Another guy who hung out there was Brother B, who went off and tried to start his own bookstore after the Tree was dismantled. His wife was a serious astrologer and claimed to be African American but boy did she look Cherokee. Brother B was *extremely* obnoxious, and the Professor and I, along with two friends of ours (who's lives were about as strange as ours... they were "squatting" in a building along with their mom and their mom's boyfriend who was a Vietnam Vet and um, was a little weird) took great pleasure in being as rude and disrespectful to Brother B as we possibly could. The thing was, Brother B usually took it in stride, which I guess is to his credit. He never got mad, never told on us, never did anything mean or underhanded. Actually, he treated us like he treated anybody else, which entailed him trying to convince anybody who would listen that polygamy was a good thing (but he himself only had one wife) and that Astrology would solve all your problems. To this day, I still avoid him like the plague. I just never could tolerate him.

They tore the Tree down in like 1980 or so, and it sat empty for years, with a parking lot there on the corner. It was such an insult to the community... but had we really been paying attention I guess we would have realized that it was a foreshadowing of times to come, when the Borg invaded and we lost Harlem for good. Now there's a tall, brown building on that corner that houses Marshalls, Staples, Dunkin' Donuts and CVS. I bet most people that pass through those stores have no knowledge that the Tree of Life was ever there.

3 comments:

Fat Lady said...

Now see, while I will concede that perhaps living in a small apartment without heat or electricity is problematic - this aspect of your upbringing is enviable.

That you were regularly in contact with people who were examining their lives - looking for new ways of living, of finding fulfillment, of expressing themselves - that's stuff I would have killed for.

I grew up in a world where no one questioned what they did at all.
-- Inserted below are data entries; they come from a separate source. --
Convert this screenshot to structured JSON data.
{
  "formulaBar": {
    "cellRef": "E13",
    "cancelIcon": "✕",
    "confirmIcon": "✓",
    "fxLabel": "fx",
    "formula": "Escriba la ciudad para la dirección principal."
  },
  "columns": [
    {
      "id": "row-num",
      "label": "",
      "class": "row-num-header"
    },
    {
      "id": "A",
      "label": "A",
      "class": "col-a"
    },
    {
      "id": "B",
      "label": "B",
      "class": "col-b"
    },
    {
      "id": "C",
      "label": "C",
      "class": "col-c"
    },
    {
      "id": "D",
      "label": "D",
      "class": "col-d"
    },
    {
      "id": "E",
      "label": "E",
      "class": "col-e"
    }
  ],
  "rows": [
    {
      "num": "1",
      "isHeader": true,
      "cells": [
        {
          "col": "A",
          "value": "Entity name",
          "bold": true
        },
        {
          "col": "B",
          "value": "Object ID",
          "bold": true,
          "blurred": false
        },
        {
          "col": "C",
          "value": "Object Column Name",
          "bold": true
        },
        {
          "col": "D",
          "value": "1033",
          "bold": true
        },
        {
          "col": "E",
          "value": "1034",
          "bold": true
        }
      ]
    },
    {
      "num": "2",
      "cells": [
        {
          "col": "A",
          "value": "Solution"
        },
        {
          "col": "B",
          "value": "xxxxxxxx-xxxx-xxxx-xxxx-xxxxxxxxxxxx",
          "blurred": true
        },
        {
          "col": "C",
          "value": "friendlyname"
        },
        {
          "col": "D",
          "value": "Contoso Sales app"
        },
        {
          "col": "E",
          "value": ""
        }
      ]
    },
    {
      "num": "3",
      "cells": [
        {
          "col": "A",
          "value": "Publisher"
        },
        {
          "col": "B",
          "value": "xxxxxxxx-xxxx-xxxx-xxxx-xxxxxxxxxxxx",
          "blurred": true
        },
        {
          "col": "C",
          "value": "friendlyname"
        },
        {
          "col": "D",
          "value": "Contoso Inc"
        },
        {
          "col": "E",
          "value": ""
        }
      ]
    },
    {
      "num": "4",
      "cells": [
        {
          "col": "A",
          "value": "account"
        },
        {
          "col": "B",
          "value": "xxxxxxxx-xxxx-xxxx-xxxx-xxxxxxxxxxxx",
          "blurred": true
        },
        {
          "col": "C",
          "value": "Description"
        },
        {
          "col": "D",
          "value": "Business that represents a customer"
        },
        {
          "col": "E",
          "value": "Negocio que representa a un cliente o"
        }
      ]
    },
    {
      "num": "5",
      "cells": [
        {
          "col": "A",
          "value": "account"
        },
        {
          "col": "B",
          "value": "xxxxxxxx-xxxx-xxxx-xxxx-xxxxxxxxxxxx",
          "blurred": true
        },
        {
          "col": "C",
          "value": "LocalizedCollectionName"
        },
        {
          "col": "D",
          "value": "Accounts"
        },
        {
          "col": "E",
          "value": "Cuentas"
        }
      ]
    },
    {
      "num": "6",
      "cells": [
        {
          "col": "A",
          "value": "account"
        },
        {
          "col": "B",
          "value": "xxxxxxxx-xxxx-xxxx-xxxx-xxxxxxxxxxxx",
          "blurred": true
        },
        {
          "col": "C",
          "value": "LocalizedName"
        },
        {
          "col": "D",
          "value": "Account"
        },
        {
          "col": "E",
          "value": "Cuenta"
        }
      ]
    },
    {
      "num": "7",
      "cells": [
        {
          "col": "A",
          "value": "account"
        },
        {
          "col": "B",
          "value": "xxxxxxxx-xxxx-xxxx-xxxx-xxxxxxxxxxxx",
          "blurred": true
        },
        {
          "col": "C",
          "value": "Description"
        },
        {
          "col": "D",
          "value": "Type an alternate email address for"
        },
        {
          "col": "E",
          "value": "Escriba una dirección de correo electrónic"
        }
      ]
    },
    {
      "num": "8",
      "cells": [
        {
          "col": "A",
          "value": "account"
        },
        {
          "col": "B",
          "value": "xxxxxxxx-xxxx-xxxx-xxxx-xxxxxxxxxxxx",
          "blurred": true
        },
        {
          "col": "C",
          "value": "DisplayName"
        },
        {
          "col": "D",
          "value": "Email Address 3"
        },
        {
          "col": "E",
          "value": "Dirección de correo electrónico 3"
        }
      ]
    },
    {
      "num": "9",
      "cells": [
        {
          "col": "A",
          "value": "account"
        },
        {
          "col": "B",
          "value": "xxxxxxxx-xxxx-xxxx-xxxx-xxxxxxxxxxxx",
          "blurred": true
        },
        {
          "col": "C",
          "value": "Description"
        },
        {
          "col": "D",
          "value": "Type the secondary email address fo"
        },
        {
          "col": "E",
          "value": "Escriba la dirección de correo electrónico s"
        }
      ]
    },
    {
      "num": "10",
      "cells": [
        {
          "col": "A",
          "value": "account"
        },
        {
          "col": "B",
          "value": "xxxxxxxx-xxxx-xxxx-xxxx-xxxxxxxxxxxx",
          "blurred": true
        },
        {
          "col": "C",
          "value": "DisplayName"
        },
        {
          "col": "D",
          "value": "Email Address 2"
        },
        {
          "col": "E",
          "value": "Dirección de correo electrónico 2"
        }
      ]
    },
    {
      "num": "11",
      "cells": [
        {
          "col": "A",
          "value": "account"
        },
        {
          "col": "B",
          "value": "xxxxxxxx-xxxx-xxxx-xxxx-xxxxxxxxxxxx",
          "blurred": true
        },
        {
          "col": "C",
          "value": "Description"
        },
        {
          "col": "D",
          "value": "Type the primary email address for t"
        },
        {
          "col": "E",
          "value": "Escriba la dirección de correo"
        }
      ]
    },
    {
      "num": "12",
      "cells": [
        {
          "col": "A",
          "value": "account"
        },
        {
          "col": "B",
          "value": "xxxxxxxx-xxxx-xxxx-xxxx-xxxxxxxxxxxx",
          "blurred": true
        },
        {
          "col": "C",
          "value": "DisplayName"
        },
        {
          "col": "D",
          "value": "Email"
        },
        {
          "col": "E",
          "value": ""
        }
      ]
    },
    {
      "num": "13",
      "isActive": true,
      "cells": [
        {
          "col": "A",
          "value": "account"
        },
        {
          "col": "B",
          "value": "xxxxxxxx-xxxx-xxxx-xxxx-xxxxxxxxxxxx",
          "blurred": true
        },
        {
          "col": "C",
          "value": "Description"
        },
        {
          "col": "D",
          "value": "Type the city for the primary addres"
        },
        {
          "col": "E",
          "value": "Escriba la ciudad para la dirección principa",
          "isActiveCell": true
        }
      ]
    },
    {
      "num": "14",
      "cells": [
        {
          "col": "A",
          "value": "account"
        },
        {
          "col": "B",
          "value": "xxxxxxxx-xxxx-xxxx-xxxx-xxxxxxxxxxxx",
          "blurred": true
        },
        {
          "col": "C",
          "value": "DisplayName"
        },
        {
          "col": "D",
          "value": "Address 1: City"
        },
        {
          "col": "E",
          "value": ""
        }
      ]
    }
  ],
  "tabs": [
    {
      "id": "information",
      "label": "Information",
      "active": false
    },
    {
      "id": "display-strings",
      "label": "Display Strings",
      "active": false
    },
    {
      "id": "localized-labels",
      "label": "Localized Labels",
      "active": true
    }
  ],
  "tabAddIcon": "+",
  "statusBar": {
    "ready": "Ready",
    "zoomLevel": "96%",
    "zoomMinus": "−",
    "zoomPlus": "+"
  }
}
Or at least didn't appear to. They did what their parents did, what others around them did, what they were expected to do and what was accepted.

No one could answer the questions I started having about spirituality as a kid - the best they could do was take me to church (Episcopal) and I found no answers there. No one ate unusual or different foods or even thought about trying them. We ate foods cooked from recipes passed down for generations.

Even in my mother's home where astrology might have been discussed - it was more of a fad, because everything for her was all about what was in, hot, cool. That people sought to do things for anything other than surface appeal was something I rarely saw, and thought I was a little strange for thinking so much about things other people had no interest in.

The Bear Maiden said...

Sometimes I wonder though, if being able to accept what you know and never question anything is better. Of course, my heart screams "NO!"... but then again... asking questions gets to be so *torturous*. I've had people ask me, "MUST you ALWAYS question me???" Uh, yeah, I *must*. But it doesn't make anything easier... in fact it makes life damn painful. But much more enjoyable :) And you tend to meet many others like you...

Fat Lady said...

But I think that questioning is in your nature - rather than the result of your upbringing. Imagine having that nature and growing up in an environment where no one questioned anything. Those same people who ask if you must always question as an adult, would be inclined to tell a child to never question.

I think there's a confidence that comes from KNOWING that you must question and that there are others who must question as well.